Despite the differences in our skin, Dennis and I were perfectly matched. We were both from big families, me the youngest of five, him the middle of seven. Our dads were both military men, his in the Navy, mine in the Air Force. Both men went on to work with technology giants, his dad at IBM and mine at Kodak, and both developed problems with alcohol that each would conquer in their own ways and pass on to us like a family heirloom. If that weren’t enough, our names were the male and female version of Dionysus—the Greek god of wine.

On our first date, we both showed up at the movie theater wearing identical outfits—black jeans, black T-shirts, and olive-colored jackets. On our second date we played paddle tennis in the arboretum in my town even though I was wearing the wrong kind of shoes and kept tripping in the gopher holes, then ate, on top of a picnic blanket, the only meal that I then knew how to prepare —chicken smothered in Italian dressing, broiled seven minutes on each side, then diced and scattered on salad greens.

Later, we would snuggle and kiss on my bed, but the thing that most excited me was when, after our picnic, Dennis asked if he could brush my hair. I’d always wanted a guy to do that—nothing feels better—but I was extremely self-conscious about it. Unlike G., I wore my hair long, and chemically straightened and never let anyone but my hairdresser touch it. People had asked to touch it, like I was a pet, but no guy had ever asked to comb it, which is entirely different. Stretched out on the picnic blanket with Dennis, covered in the cherry blossoms shaken loose by the steady spring breeze, it seemed time to give something new a try. That night before sleep as I folded my hands and knelt before my bed to list all the things I was grateful for, I spotted a single strand of red hair on my bedspread, gleaming.


Excerpted with permission from Soul Mate 101 and Other Essays on Love and Sex, edited by Jennifer Niesslein, due out from Full Grown People on September 21, 2105.

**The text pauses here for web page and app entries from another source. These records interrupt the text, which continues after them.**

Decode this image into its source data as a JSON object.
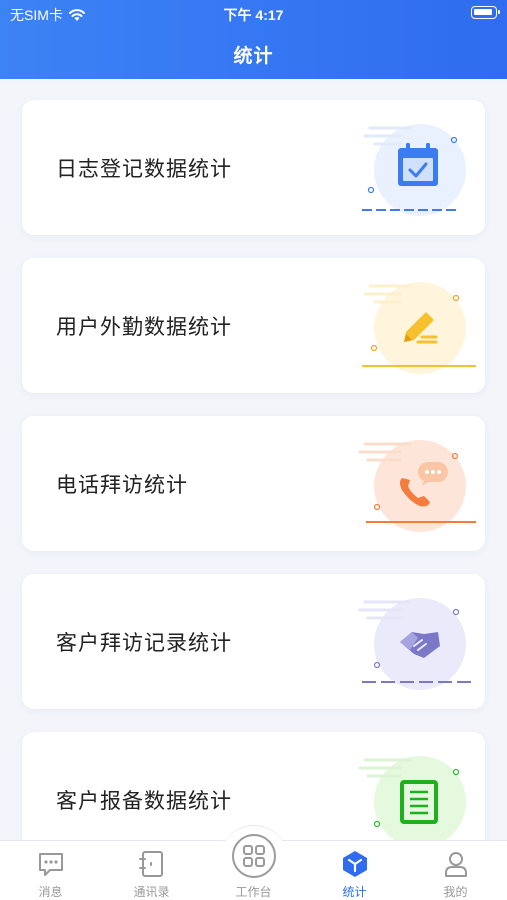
{
  "status_bar": {
    "carrier": "无SIM卡",
    "time": "下午 4:17"
  },
  "header": {
    "title": "统计"
  },
  "cards": [
    {
      "label": "日志登记数据统计",
      "icon": "calendar-check-icon",
      "color": "#3d7cf0"
    },
    {
      "label": "用户外勤数据统计",
      "icon": "pencil-edit-icon",
      "color": "#f7c12e"
    },
    {
      "label": "电话拜访统计",
      "icon": "phone-chat-icon",
      "color": "#f47c3c"
    },
    {
      "label": "客户拜访记录统计",
      "icon": "handshake-icon",
      "color": "#7b79c7"
    },
    {
      "label": "客户报备数据统计",
      "icon": "document-list-icon",
      "color": "#2db82d"
    }
  ],
  "tabbar": {
    "items": [
      {
        "label": "消息",
        "icon": "message-icon"
      },
      {
        "label": "通讯录",
        "icon": "contacts-book-icon"
      },
      {
        "label": "工作台",
        "icon": "workbench-grid-icon"
      },
      {
        "label": "统计",
        "icon": "statistics-cube-icon",
        "active": true
      },
      {
        "label": "我的",
        "icon": "person-icon"
      }
    ]
  }
}
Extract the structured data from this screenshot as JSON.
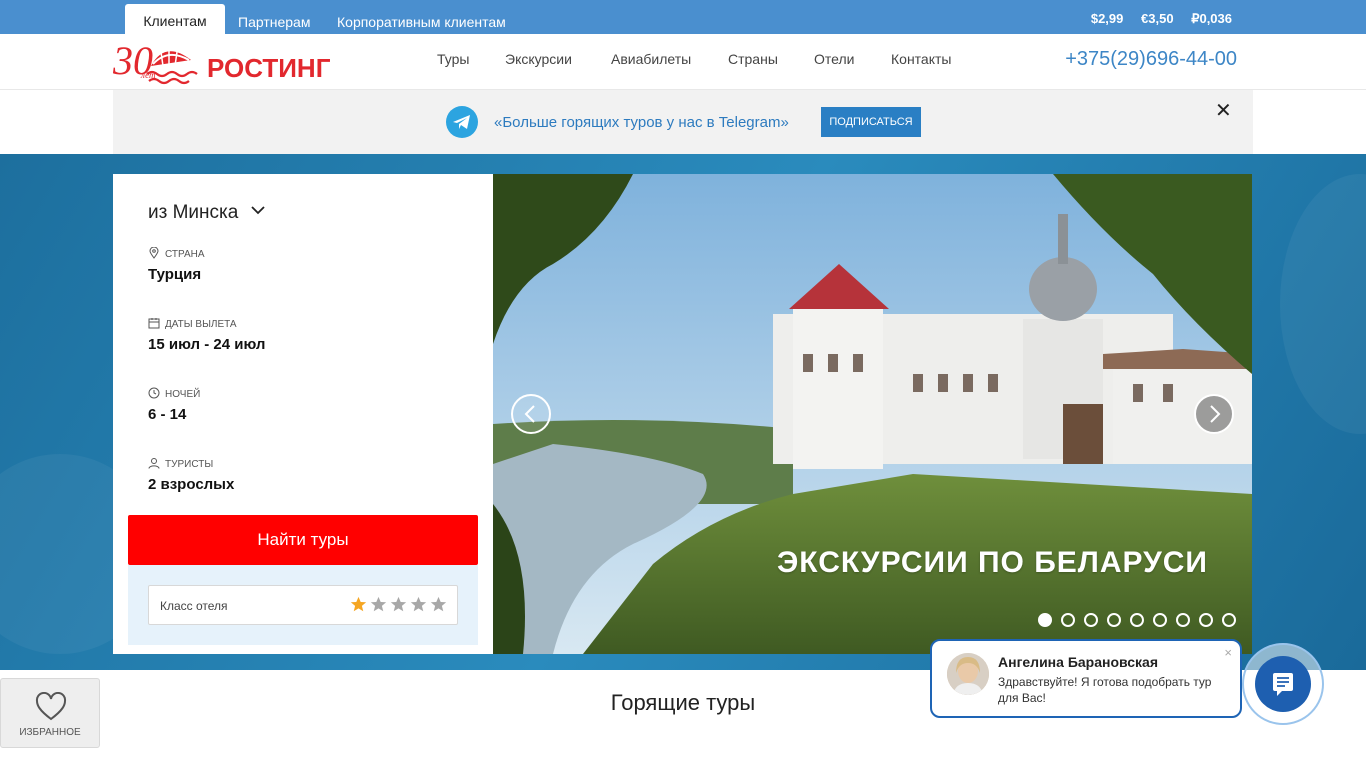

Dionne Ford's work has appeared in the New York Times, More, Brain, Child, and other publications. She is an M.F.A. candidate at New York University and is at work on a novel and a memoir. More from this author →